Anyway, the company that owns Mountain View is Google.
Today, I was walking around my aunt’s neighborhood in Mountain View when I found a little trail and followed it north of the highway. And then I slowly started coming upon buildings that were completely ordinary and looked just like every other office building in the Peninsula and the South Bay. The only thing that was weird about them was that there were these rainbow-colored bikes everywhere. And for some reason, the bikes weren’t locked…
I immediately had an impulse to steal one of the bikes. But I didn’t. Because I am a law-abiding citizen.
Anyway, longstoryshort, the Google campus is full of free bikes. It also has a tiny swimming pool that I assume has some kind of current or something so that you can swim in it while staying in the same place. And that was the only interesting thing that I saw. Other than that, it just looked like a massive office park. Physically speaking, there was really nothing special about it. I feel like I’ve heard so much yammering about how these campuses are amazing paradises, but at least architecturally speaking, they are not. The World Bank complex in DC, where I used to work, was a much cooler looking place. It was a ten-story building with a massive internal atrium that went all the way to the top, so the entire building was very open and airy. In fact, if you’re talking about impressive office buildings, I feel like the government has the private sector beat, because all of our nation’s most celebrated buildings–the White House, the Pentagon, the Capitol–are basically government office buildings.
I guess skyscrapers are something else, though. It’s been years since I’ve been inside a really tall skyscraper, but I imagine that those are somewhat cool. Still, the Googleplex was not nearly as cool as a really tall skyscraper (although I learned today, from Wikipedia, that Google also owns Manhattan’s third-largest office building, so there is that).

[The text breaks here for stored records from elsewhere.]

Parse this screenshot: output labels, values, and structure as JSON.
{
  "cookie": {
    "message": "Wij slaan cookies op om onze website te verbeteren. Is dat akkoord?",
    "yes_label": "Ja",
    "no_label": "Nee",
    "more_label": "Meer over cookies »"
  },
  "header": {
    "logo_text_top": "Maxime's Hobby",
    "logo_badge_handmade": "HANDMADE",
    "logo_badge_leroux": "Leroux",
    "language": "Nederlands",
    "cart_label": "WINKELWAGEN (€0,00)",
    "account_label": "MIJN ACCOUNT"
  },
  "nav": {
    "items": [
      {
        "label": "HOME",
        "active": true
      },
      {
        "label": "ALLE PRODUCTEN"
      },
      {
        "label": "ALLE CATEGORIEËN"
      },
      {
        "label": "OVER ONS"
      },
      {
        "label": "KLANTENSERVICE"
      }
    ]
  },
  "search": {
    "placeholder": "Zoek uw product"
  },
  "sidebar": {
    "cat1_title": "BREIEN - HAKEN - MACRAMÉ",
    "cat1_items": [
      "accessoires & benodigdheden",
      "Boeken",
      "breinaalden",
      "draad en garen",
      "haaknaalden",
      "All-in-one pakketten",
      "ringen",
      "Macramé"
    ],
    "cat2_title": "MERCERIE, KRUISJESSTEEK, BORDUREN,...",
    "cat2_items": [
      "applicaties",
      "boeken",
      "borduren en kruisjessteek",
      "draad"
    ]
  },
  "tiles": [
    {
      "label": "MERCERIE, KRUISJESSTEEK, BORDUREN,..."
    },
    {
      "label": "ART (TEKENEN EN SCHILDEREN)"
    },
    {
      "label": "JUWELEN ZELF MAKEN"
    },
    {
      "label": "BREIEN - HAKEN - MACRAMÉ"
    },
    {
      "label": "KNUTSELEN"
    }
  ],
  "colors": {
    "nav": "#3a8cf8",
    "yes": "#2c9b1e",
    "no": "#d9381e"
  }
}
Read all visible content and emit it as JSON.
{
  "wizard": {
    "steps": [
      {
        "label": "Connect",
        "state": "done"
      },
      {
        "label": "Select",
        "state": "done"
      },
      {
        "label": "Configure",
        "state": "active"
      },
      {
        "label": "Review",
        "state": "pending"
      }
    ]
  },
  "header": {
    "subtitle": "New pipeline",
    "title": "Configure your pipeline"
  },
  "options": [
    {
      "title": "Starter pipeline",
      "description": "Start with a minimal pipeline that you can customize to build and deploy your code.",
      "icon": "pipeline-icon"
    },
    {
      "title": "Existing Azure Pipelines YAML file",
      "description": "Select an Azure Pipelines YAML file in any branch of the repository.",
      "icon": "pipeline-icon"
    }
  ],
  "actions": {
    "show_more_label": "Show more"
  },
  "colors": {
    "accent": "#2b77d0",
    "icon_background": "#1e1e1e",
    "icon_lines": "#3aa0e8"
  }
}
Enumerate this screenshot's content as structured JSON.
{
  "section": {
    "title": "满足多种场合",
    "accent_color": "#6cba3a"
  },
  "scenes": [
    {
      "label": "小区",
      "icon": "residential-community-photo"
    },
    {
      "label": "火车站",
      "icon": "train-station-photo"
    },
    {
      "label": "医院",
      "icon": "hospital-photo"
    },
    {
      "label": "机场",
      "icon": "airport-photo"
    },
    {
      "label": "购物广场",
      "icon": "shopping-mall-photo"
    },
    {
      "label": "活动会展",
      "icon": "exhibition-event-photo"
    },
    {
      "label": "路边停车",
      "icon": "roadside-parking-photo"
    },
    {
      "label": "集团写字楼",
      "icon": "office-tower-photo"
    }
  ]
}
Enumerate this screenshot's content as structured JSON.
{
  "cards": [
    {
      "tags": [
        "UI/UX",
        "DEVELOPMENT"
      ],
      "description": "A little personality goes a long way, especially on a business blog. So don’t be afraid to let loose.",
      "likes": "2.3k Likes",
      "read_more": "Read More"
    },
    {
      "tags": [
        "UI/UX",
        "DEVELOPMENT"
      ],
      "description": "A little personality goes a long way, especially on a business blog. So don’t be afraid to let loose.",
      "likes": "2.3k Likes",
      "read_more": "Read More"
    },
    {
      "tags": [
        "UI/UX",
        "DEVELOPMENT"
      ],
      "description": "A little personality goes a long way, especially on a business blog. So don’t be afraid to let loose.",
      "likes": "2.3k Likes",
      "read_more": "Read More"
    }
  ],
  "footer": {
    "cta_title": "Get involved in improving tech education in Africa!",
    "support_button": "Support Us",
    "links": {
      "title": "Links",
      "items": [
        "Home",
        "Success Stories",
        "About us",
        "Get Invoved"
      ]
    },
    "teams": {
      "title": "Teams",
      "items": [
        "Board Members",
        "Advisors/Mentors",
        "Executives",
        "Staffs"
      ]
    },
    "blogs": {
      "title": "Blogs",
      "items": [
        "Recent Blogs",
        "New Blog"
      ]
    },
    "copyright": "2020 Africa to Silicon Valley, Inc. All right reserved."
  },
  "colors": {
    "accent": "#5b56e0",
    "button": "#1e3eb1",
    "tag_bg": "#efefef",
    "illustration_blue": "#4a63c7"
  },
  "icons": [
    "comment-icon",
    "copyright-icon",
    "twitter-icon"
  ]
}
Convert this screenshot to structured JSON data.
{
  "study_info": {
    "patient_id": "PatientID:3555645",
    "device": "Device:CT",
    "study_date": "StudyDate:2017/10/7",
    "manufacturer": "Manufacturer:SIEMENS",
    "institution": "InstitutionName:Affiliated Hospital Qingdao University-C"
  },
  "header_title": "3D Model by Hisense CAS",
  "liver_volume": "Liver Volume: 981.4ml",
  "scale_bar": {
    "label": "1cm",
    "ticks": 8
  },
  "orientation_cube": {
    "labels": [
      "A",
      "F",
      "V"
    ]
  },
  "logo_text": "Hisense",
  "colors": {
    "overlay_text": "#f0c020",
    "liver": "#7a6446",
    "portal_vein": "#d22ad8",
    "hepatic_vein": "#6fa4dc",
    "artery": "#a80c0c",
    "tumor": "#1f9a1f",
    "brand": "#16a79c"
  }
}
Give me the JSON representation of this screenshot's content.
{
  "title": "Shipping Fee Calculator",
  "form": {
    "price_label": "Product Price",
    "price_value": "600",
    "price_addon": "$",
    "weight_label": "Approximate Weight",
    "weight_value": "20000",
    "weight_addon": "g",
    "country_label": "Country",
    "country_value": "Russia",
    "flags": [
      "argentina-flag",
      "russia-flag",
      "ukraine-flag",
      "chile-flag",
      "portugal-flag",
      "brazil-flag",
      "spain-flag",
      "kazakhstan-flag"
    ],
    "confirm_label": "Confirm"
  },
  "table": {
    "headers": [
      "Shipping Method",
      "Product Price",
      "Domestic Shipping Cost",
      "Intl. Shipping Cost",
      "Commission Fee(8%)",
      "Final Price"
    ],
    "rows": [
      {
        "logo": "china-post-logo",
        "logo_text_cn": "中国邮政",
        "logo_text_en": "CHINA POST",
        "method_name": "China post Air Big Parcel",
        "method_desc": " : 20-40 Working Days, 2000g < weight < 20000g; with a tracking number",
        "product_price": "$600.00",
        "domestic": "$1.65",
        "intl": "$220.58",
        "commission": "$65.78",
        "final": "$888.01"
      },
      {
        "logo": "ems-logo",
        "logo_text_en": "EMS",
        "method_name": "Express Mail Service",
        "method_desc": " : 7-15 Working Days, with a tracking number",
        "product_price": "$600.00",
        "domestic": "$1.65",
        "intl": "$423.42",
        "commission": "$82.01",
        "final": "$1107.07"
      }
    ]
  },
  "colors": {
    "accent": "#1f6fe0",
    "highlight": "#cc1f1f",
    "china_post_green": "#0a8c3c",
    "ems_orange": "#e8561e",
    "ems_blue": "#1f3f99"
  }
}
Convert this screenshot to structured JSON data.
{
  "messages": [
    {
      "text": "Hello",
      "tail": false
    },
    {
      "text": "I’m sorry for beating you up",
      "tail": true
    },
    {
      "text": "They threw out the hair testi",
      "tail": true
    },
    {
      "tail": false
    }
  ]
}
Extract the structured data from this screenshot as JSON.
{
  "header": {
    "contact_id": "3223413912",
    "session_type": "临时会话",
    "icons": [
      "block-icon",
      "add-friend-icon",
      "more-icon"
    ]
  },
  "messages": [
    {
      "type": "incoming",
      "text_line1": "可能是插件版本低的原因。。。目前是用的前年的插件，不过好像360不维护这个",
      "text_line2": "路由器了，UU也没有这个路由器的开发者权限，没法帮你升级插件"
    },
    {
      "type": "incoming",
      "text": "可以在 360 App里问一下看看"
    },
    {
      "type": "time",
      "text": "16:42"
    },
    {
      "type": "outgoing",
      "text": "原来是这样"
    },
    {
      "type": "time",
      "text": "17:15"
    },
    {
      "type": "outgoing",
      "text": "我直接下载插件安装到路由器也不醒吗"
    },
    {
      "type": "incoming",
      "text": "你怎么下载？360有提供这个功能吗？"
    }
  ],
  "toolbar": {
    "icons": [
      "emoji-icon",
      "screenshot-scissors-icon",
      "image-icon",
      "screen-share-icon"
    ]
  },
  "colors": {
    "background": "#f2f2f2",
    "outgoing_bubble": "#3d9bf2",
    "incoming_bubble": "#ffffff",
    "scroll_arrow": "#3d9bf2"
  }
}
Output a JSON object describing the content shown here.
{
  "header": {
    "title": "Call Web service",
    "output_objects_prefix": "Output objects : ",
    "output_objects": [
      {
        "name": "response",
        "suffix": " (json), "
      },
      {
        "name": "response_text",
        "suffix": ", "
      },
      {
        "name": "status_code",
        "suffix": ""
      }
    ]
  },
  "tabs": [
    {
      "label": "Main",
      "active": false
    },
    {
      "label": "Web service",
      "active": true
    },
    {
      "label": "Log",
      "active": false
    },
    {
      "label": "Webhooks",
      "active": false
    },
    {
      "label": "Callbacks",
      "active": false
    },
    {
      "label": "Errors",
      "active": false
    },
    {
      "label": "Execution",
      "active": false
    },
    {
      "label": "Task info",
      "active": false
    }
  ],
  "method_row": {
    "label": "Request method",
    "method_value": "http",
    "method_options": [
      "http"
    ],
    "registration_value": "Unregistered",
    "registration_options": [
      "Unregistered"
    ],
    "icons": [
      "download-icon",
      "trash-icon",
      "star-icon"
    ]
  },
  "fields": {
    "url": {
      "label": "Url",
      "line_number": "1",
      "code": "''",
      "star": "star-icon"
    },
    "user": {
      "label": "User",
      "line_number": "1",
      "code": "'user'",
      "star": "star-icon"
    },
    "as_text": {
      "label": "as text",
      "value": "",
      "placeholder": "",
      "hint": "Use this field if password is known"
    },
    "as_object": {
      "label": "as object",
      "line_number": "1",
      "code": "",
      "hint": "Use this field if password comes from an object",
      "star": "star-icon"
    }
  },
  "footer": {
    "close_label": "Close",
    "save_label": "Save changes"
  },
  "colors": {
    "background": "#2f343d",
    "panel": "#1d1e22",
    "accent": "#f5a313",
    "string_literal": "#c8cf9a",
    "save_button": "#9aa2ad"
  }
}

Still, there was something weirdly impressive about it. I did enjoy walking amongst all the buildings and all thin and moderately-attractive young people who seemed to be so at ease and sure of their place in the world. It was like a college that only had graduate students. And it was strange to reflect that Google was only founded in 1998 and only moved to Mountain View in 2004. All of this–everything I was seeing–was only ten years old.